Total Shoulder Arthroplasty (TSA)

Shoulder injuries are common among workers with job roles that are physically demanding and/or require repetitive use of the upper limb, particularly overhead.  Injuries range from shoulder bursitis and muscular strains, to multiple tendon tears with varying degrees of joint degeneration.  A total shoulder arthroplasty (TSA; arthroplasty is the surgical reconstruction or replacement of a joint) is used to treat advanced arthritic conditions when non-operative therapies have failed and pain levels and functional restrictions are interfering with both sleep and activities of daily living.  It is vital the non-operative therapies such as exercise rehabilitation and anti-inflammatory medications are afforded ample time to enable their benefits to take effect prior to proceeding with a TSA.  The exercise modalities also provide a valuable source of pre-habilitation to enhance the recovery outcomes post-surgery.

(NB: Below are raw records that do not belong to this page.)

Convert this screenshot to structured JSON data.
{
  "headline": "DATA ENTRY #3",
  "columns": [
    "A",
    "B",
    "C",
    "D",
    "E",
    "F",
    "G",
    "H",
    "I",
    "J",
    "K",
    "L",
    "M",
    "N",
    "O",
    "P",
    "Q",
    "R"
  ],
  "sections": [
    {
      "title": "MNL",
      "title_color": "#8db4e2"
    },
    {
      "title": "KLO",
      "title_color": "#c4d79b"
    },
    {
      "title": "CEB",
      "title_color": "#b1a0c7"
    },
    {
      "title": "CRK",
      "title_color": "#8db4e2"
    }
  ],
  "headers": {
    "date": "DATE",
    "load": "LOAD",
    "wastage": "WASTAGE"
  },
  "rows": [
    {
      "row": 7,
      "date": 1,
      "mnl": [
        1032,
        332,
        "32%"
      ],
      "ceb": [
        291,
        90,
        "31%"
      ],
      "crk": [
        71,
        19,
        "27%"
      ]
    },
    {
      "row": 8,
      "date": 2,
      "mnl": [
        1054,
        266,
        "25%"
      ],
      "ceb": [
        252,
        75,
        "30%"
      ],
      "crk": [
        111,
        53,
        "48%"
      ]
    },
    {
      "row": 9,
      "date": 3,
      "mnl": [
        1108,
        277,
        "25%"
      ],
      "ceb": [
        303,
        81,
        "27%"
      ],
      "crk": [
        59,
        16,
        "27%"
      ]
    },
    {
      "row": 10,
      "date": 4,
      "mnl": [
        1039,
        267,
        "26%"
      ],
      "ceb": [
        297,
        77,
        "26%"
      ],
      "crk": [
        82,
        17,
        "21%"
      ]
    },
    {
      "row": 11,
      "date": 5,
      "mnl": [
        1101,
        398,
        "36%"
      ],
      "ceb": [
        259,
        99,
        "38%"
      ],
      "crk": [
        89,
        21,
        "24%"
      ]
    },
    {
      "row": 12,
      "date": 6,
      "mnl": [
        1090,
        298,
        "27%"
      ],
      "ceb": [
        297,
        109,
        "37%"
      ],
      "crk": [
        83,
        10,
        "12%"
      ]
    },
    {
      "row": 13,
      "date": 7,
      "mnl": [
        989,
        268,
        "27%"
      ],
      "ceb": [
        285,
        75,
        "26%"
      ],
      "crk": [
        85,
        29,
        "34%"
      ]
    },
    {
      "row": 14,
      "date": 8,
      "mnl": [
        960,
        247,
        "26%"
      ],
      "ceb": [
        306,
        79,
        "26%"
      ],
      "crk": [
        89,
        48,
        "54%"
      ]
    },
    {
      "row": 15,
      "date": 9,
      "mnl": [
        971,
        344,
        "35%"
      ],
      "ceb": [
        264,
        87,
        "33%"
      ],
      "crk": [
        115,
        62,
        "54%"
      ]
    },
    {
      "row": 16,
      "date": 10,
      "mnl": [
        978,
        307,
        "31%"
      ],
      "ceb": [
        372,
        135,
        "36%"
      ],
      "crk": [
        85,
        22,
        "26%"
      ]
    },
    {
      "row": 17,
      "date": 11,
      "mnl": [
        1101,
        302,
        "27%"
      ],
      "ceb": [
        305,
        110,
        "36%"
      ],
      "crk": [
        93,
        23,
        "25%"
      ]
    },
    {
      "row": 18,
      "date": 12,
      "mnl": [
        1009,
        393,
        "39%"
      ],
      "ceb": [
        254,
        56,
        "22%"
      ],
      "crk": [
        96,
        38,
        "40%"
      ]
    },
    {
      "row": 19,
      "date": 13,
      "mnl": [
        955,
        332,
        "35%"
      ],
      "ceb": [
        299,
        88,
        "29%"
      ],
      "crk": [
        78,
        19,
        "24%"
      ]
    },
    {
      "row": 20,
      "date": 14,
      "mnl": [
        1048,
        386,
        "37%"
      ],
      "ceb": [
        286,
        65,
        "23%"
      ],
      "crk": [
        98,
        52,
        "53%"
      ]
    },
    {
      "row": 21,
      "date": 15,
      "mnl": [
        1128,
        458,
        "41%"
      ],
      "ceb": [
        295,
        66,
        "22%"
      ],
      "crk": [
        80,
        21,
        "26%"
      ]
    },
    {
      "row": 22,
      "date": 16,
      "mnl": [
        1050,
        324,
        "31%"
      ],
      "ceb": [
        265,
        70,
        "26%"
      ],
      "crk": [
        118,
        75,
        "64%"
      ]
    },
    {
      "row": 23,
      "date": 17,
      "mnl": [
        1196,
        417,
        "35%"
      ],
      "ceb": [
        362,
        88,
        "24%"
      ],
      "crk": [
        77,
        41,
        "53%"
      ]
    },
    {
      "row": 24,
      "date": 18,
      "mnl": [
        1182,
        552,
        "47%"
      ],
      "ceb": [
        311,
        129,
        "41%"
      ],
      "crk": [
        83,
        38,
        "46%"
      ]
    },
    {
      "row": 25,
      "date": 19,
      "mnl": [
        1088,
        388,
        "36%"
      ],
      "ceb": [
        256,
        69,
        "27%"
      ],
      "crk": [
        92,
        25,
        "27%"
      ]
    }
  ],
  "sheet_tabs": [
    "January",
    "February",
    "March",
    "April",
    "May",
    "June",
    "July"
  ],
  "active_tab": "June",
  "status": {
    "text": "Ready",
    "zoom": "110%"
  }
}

The shoulder joint (AKA: glenohumeral joint) is the most mobile joint in the body – think about all the movements you perform with your arm from washing your hair, to swimming and throwing a ball.  This ball and socket joint is comprised of the head of the humerus (ball) and the glenoid (socket) of the scapula.  Due to the high degree of movement that is capable occur at the shoulder, there are several key muscles and ligaments which provide stability to reduce the risk of injury.  Four of these muscles are collectively known as the rotator cuff, which consists of the subscapularis, infraspinatus, supraspinatus, and teres minor.  These muscles work together to ensure the head of the humerus remains centred within the glenoid and contribute to movements of the shoulder including rotation, extension, and abduction.

During a TSA, the degenerative ball and socket joint is replaced with polyethylene and metal components, mimicking the normal structure of the joint.  The long-term outcome post-surgery is dependent on several factors, one of these being exercise rehabilitation.  The rehabilitation will be individualised and focus on progressively improving shoulder range of motion, muscle activation patterns and restoring strength and endurance of the upper limb musculature.  The programme will focus on restoring scapular control and rotator cuff function to improve enhance the recovery process.  At Absolute Balance we establish specific goals based on the patient’s critical physical demands at home and work to facilitate a progressive return to pre-injury activities, in consultation with the treating specialists.  These goals help provide direction and an individualised approach to help achieve a positive outcome for the patient.

If you would like more information on shoulder injuries or other rehabilitation programmes that Absolute Balance can provide, please don’t hesitate to contact us at info@absolutebalance.com.au

Daniel D’Avoine

BSc(ExerSc&Rehab) – AEP

Workers Compensation Specialist

 

References:

Boileau, P. (2016). Complications and revision of reverse total shoulder arthroplasty. Orthopaedics & Traumatology: surgery & research, 102(1), S33-S43.

Kiet, T.K., Feeley, B.T., Naimark, M., Gajiu, T., Hall, S.L., Chung, T.T., & Ma, C.B. (2015). Outcomes after shoulder replacement: comparison between reverse and anatomic total shoulder arthroplasty. Journal of Shoulder and Elbow Surgery, 24, 179-185.

Schwartz, B.E., Savin, D.D., Youderian, A.R., Mossad, D., & Goldberg, B.A. (2015). National trends and perioperative outcomes in primary and revision total shoulder arthroplasty. International Orthopaedics, 39, 271-276.

Simovitch, R., Flurin, P.H., Wright, T., Zuckerman, J.D., & Roche, C.P. (2018). Quantifying success after total shoulder arthroplasty: the minimal clinically important difference. Journal of Shoulder and Elbow Surgery, 27, 298-305.